“ Thy soul shall ne'er forget!” He standeth ever by my side
The phantom called Regret!
But still the spirits rose, and there
Were weary hours of pain,
Bound by an iron chain.
Dim shadows came of lonely hours,
That shunned the light of day, And in the opening smile of flowers
Saw only quick decay.
Calm hours that sought the starry skies
For heavenly lore were there; With folded hands and earnest eyes,
I knew the hours of prayer.
Stern hours that darkened the sun's light,
Heralds of coming woes,
From the dim past arose.
As each dark vision passed and spoke
I prayed it to depart:
Until these hours of pain and care
Lifted their tearful eyes,
And passed into the skies.
THE TWO INTERPRETERS.
HE clouds are fleeting by, father,
Look in the shining west,
The great white clouds sail onward Upon the sky's blue breast. Look at a snowy eagle,
His wings are tinged with red, And a giant dolphin follows him,
With a crown upon his head!”
The father spake no word, but watched
The drifting clouds roll by; He traced a misty vision too
Upon the shining sky:
Of weary love and care,
Shook down her floating hair.
“ The clouds are changing now, father,
Mountains rise higher and higher !
Sail in a sea of fire !”
More closely in his own,
That he could see alone:
A white form, cold and dead, Two held the feet, and two bore up
The flower-crowned drooping head.
“ See, father, see! a glory floods
The sky, and all is bright,
And clouds of every hue and shade
Burn in the golden light. And now, above an azure lake

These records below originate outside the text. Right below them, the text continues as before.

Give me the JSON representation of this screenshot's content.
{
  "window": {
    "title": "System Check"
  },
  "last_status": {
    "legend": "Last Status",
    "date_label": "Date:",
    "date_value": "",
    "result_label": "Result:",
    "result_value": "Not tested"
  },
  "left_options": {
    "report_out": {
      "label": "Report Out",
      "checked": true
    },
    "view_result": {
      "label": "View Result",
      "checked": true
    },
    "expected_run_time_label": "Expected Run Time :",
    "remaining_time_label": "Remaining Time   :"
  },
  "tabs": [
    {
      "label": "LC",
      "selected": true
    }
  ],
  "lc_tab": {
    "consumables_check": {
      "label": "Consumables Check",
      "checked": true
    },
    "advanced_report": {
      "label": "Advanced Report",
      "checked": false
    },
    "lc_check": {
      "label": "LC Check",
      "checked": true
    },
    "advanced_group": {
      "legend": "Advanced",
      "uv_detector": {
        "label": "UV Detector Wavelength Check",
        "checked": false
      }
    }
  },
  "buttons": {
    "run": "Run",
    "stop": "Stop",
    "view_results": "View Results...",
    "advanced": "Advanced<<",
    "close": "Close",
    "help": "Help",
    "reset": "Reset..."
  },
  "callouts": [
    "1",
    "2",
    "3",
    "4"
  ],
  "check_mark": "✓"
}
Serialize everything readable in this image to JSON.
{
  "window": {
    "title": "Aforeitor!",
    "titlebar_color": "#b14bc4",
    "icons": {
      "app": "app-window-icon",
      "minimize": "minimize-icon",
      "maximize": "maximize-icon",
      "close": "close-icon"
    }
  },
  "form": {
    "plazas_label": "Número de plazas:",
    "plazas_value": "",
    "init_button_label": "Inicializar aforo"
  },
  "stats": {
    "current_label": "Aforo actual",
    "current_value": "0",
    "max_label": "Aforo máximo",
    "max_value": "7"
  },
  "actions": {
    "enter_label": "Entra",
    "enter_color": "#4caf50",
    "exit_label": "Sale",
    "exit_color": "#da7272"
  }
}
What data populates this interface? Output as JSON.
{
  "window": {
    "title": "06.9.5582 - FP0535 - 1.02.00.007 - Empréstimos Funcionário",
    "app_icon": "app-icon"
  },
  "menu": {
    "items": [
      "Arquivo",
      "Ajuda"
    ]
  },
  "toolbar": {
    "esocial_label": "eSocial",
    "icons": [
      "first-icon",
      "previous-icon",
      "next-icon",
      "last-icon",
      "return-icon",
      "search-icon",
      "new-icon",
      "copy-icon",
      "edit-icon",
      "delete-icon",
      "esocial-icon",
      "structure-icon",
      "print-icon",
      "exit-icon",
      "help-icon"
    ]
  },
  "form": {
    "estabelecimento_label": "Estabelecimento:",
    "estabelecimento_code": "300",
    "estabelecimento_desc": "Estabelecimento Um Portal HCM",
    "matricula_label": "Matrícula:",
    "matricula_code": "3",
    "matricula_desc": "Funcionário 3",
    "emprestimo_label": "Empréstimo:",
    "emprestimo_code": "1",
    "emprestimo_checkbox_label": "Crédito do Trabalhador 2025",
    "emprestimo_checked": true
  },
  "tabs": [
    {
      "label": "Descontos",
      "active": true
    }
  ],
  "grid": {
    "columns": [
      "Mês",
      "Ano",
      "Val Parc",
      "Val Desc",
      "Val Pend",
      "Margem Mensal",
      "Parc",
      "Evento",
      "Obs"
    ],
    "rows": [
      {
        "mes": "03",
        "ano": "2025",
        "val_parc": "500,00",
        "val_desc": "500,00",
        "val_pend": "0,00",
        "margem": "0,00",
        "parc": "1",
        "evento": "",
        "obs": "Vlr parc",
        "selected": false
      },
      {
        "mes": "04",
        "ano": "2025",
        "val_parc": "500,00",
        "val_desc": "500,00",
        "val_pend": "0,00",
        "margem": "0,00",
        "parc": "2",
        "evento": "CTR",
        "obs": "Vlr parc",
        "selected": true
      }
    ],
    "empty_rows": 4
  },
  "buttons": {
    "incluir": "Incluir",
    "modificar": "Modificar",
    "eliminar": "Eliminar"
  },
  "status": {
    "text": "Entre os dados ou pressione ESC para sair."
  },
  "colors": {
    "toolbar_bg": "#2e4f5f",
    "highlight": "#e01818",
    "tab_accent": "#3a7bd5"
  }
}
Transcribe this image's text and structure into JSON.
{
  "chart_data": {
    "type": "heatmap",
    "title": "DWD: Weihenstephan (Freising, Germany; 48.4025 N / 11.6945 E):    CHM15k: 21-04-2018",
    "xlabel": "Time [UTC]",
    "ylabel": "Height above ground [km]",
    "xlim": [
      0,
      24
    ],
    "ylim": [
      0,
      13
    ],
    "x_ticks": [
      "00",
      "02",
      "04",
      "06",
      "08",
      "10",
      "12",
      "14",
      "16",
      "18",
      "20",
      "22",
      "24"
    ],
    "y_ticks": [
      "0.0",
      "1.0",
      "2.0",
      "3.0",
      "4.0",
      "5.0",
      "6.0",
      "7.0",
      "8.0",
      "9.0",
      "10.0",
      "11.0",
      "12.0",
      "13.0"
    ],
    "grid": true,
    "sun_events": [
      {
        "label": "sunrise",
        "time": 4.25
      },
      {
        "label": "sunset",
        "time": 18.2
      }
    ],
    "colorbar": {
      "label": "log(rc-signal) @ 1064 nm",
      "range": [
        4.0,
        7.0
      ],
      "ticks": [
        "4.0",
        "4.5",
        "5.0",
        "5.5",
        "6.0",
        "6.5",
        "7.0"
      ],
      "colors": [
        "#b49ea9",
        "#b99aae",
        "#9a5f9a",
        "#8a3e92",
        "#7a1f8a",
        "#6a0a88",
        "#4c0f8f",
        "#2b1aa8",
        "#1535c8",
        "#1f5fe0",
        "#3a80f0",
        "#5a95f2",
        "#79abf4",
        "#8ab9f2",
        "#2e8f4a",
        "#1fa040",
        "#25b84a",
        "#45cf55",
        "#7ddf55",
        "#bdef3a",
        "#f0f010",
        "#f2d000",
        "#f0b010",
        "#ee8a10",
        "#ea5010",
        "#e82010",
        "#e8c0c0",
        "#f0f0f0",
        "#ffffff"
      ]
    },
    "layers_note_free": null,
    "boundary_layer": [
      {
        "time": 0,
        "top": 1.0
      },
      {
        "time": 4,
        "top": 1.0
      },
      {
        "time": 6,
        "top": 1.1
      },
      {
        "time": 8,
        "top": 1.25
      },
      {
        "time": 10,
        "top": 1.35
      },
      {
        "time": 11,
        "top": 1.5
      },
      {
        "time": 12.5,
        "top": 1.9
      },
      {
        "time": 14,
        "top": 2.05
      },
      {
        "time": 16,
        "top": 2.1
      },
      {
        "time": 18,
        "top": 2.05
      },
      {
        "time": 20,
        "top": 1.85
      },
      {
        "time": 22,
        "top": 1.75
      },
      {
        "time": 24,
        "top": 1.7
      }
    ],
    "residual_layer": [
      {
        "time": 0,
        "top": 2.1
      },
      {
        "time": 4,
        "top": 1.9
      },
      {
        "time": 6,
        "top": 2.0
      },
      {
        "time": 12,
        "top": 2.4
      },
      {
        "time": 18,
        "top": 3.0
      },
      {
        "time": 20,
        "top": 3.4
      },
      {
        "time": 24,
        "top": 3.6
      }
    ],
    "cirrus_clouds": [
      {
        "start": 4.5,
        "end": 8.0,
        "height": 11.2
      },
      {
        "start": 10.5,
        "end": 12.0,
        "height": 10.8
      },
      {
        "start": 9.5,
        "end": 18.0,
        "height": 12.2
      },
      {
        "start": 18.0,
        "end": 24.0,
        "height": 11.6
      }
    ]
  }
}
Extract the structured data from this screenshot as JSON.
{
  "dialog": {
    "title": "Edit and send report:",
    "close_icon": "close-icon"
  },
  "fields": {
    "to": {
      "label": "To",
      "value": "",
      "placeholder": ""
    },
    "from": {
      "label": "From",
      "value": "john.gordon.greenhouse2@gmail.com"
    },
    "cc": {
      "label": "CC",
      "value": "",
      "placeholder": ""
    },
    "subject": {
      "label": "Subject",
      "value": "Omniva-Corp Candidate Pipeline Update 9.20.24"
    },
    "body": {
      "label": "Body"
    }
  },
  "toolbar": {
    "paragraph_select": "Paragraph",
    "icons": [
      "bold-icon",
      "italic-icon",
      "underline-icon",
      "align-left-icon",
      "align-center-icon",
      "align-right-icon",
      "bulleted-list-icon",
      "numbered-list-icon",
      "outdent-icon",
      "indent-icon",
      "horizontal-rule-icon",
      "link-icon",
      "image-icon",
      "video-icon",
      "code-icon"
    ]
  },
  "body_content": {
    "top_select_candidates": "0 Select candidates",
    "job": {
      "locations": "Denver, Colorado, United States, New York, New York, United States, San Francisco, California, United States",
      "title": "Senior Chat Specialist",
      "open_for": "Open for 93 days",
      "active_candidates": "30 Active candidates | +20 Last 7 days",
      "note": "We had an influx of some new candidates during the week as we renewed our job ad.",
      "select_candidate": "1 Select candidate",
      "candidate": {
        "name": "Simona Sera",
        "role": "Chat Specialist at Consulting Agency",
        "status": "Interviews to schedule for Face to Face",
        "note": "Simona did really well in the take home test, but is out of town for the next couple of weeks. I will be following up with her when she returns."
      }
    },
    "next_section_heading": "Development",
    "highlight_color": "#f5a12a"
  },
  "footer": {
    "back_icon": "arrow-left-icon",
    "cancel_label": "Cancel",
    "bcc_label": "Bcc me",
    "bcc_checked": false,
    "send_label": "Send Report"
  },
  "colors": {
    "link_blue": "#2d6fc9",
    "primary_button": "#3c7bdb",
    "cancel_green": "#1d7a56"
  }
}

Rise battlements and towers, Where knights and ladies climb the heights,
All bearing purple flowers."
The father looked, and, with a pang
Of love and strange alarm, Drew close the little eager
With wistful glance below,
On earth so long ago ;
His cradle-song she sings:
Upon her outspread wings.
Calm twilight veils the summer sky,
The shining clouds are gone; In vain the merry laughing child
Still gaily prattles on;
In vain the bright stars, one by one,
On the blue silence start,
Upon the father's heart.
AST thou o'er the clear heaven of thy
Seen tempests roll? Hast thou watched all the hopes thou wouldst have
Fade, one by one? Wait till the clouds are past, then raise thine eyes
To bluer skies!
Hast thou gone sadly through a dreary night,
And found no light, No guide, no star, to cheer thee through the plain
No friend, save pain ?